Your financial health is as good as status of your credit report. How much you borrow doesn’t affect your credit worthiness unless you fail to pay back the dues.
Failing to pay your dues such as loan’s EMI, cards’ bill or any other credit outstanding is termed as “default.” The default literally bleeds your CIBIL score and credit worthiness. So you should always plan your loans and try to make payments before time. It not only helps you build your credit score but also makes you credit ready for future.
In 1999 Reserve Bank of India (RBI) classified “wilful” and “non-wilful” defaulters to delineate those who were deliberately using the banking system to not pay back dues from those who were genuinely fallen on debt trap.
There are ways for bad credit fix for those who want to repay and close the account.
However when a company or an individual is suspected to have defaulted purposefully, they are termed as ‘wilful defaulter.’
As per RBI, a person or a company is termed as “wilful defaulter” in any of the four circumstances given below:
1. When the borrower (individual or company) defaults on their payment obligation despite being capable of meeting one.
2. When the borrower is found to have diverted the availed funds for purpose other than what was defined on the loan agreement.
3. When the credit is not used for the purpose which it was borrowed and there is no justification of the use. The funds are suspected to be siphoned off by the borrower.
4. When the funds are used to buy and sell assets without informing the bank/lender.
Further when there are guarantors (to the wilfully defaulting unit) who too shy away from repaying the debit, they are also considered as wilful defaulters. If these guarantors conduct a CIBIL score check, their credit report will also show the red flag.
So a person or individual who defaults deliberately is marked as wilful defaulter as per RBI notification. Defaulting on the credit willfully is certainly regarded as an unwarranted offence by the apex bank and attracts penal measures.
Currently there are no stringent laws against Willful defaulters. But the central governing body of banks (which is RBI) has framed rules to define who the willful defaulter is and what process needs to be followed by the banks for declaring the defaulter as a “willful defaulter”.
The Securitisation and Reconstruction of Financial Assets and Enforcement of Security Interest (SARFAESI) Act, 2002 is the law that banks use to recover their loans.

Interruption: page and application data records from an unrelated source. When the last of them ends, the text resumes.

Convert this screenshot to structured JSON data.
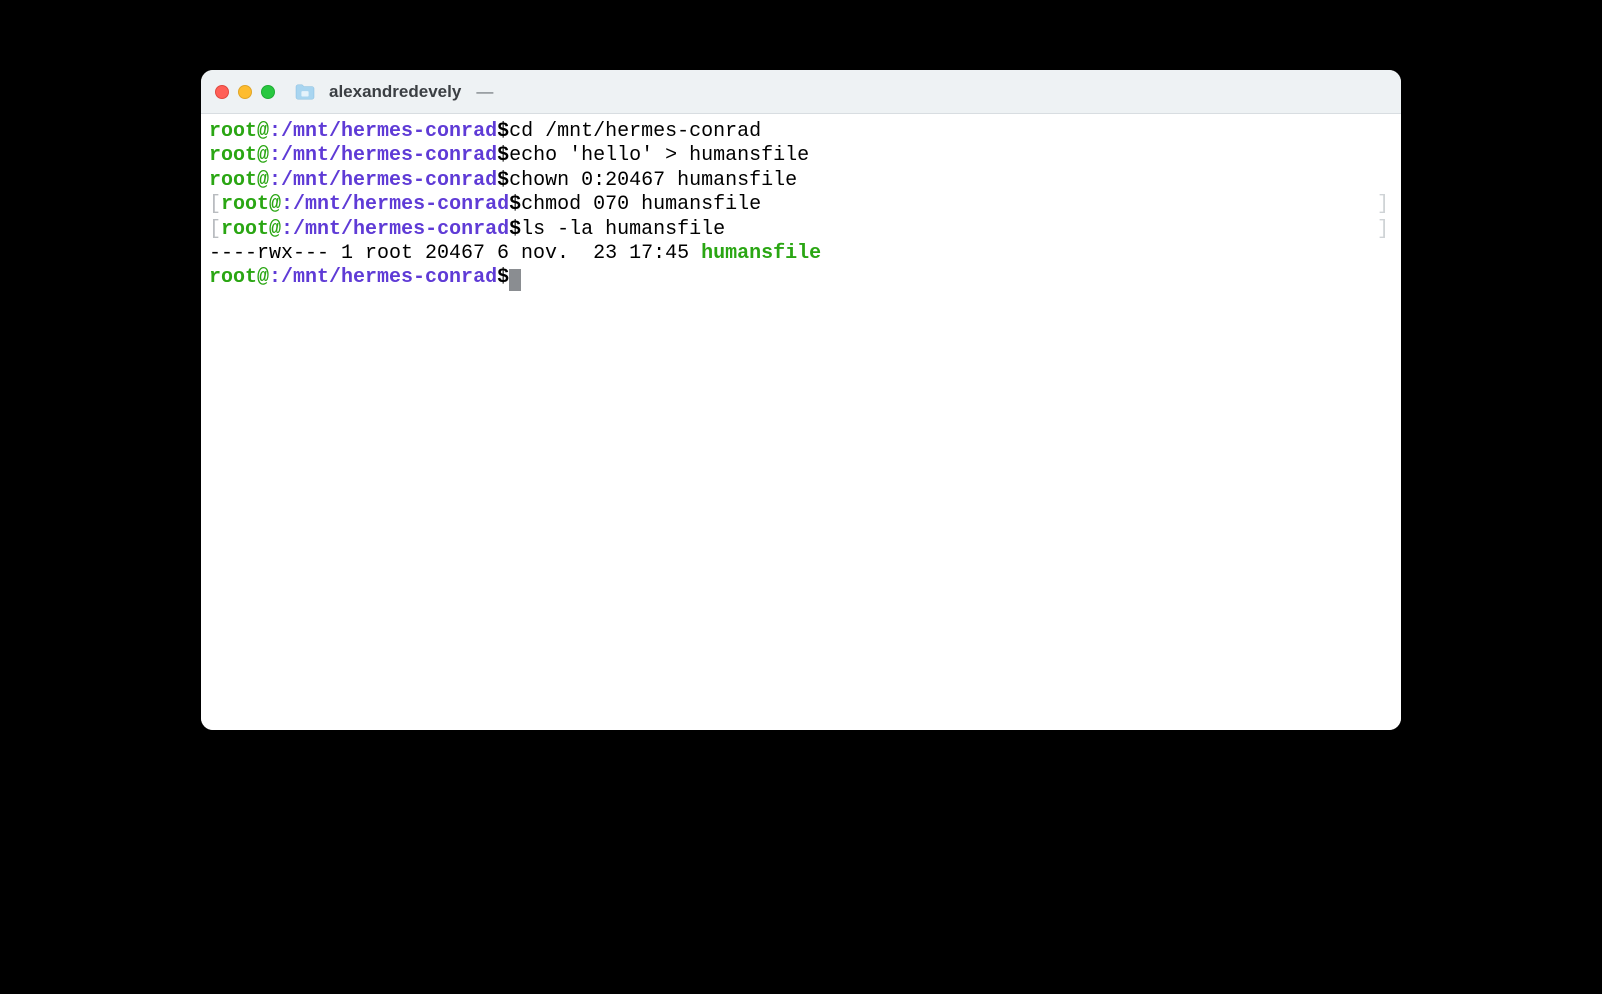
{
  "window": {
    "title": "alexandredevely",
    "title_suffix": "—"
  },
  "prompt": {
    "user_host": "root@",
    "sep": ":",
    "path": "/mnt/hermes-conrad",
    "dollar": "$"
  },
  "lines": {
    "l1_cmd": "cd /mnt/hermes-conrad",
    "l2_cmd": "echo 'hello' > humansfile",
    "l3_cmd": "chown 0:20467 humansfile",
    "l4_cmd": "chmod 070 humansfile",
    "l5_cmd": "ls -la humansfile",
    "l6_output_pre": "----rwx--- 1 root 20467 6 nov.  23 17:45 ",
    "l6_output_file": "humansfile",
    "right_bracket": "]",
    "left_bracket": "["
  }
}
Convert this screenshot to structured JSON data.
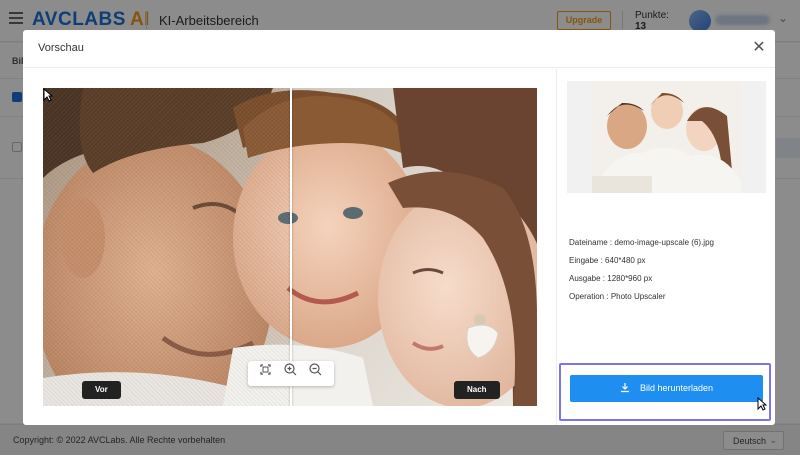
{
  "header": {
    "brand": "AVCLABS",
    "brand_ai": "AI",
    "workspace": "KI-Arbeitsbereich",
    "upgrade_label": "Upgrade",
    "points_label": "Punkte:",
    "points_value": "13"
  },
  "background": {
    "tab_label": "Bil"
  },
  "footer": {
    "copyright": "Copyright: © 2022 AVCLabs. Alle Rechte vorbehalten",
    "language": "Deutsch"
  },
  "modal": {
    "title": "Vorschau",
    "close_icon": "close-icon",
    "before_label": "Vor",
    "after_label": "Nach",
    "toolbar_icons": [
      "fit-screen-icon",
      "zoom-in-icon",
      "zoom-out-icon"
    ],
    "info": {
      "filename_label": "Dateiname :",
      "filename_value": "demo-image-upscale (6).jpg",
      "input_label": "Eingabe :",
      "input_value": "640*480 px",
      "output_label": "Ausgabe :",
      "output_value": "1280*960 px",
      "operation_label": "Operation :",
      "operation_value": "Photo Upscaler"
    },
    "download_label": "Bild herunterladen"
  },
  "colors": {
    "brand_blue": "#1d6fd9",
    "brand_orange": "#f39b1d",
    "download_button": "#1f8ef1",
    "highlight_frame": "#7b77e6"
  }
}
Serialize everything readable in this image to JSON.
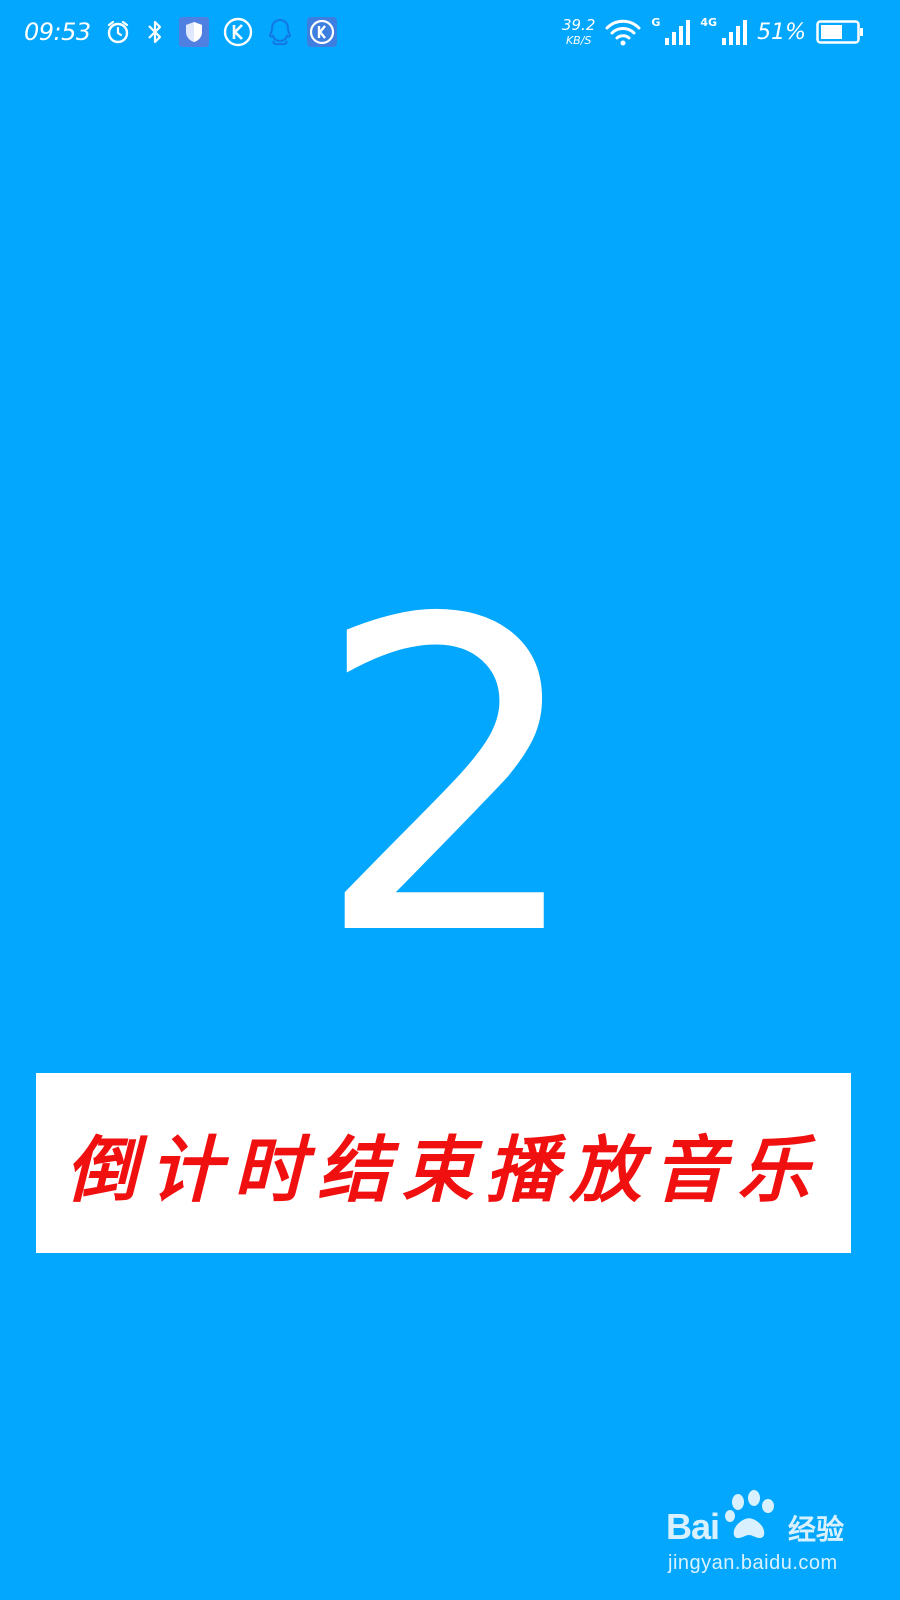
{
  "status_bar": {
    "time": "09:53",
    "net_speed_value": "39.2",
    "net_speed_unit": "KB/S",
    "sim1_label": "G",
    "sim2_label": "4G",
    "battery_percent": "51%",
    "left_icons": [
      "alarm-icon",
      "bluetooth-icon",
      "shield-icon",
      "k-app-icon",
      "qq-icon",
      "k-app-icon"
    ],
    "right_icons": [
      "wifi-icon",
      "signal-icon",
      "signal-icon",
      "battery-icon"
    ]
  },
  "countdown": {
    "value": "2"
  },
  "caption": {
    "text": "倒计时结束播放音乐"
  },
  "watermark": {
    "brand": "Bai",
    "brand_suffix": "经验",
    "url": "jingyan.baidu.com"
  },
  "colors": {
    "background": "#03a7fd",
    "caption_text": "#f01010",
    "caption_box": "#ffffff",
    "foreground": "#ffffff"
  }
}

The law enables banks to auction residential and/or commercial assets/properties of the defaulter to recover the loans.
All banks and institutions deposit the list of wilful defaulters (suit-filed accounts) ending every quarter to Credit Information Bureau (India) Ltd (CIBIL). The credit agency (CIBIL) maintains a loan defaulter list where in it mentions the details about the defaulter.
The purpose of maintaining a loan defaulter list is to issue an alert against entities who have defaulted so that no other bank or financial institute issues credit to them anymore. In fact banks and financial institutions also share the names of current and earlier directors of the defaulters’ unit. The other banks and institute raise an auto alarm against the defaulters’ listed by credit agency.
The tag of willful defaulter blacklists the entity and no bank or institution deals with them.
Besides, they are also barred from starting new business for next five years from the date they are declared as wilful defaulter.
The lenders can start a legal process including the criminal proceedings against the borrowers and guarantors so as to expedite the recovery of funds.
In fact lenders (banks) have right to change the management of wilfully defaulting company.
So, once declared willful defaulter the person is completed locked to do financial or business activities. They may not start any financial matter anywhere.
You can check the CIBIL database to check the name of defaulters. The list of defaulters is maintained by CIBIL year wise under “suit filed cases” on its official website. Currently CIBIL maintains a database on suit-filed accounts on classification of Rs 1 crore and above, and that of (wilful defaulters) Rs 25 Lacs and above.
The borrower too has a right to challenge the bank if s/he thinks that their name shall not be included in the list. But it is certainly not easy to erase the name from the list of defaulters.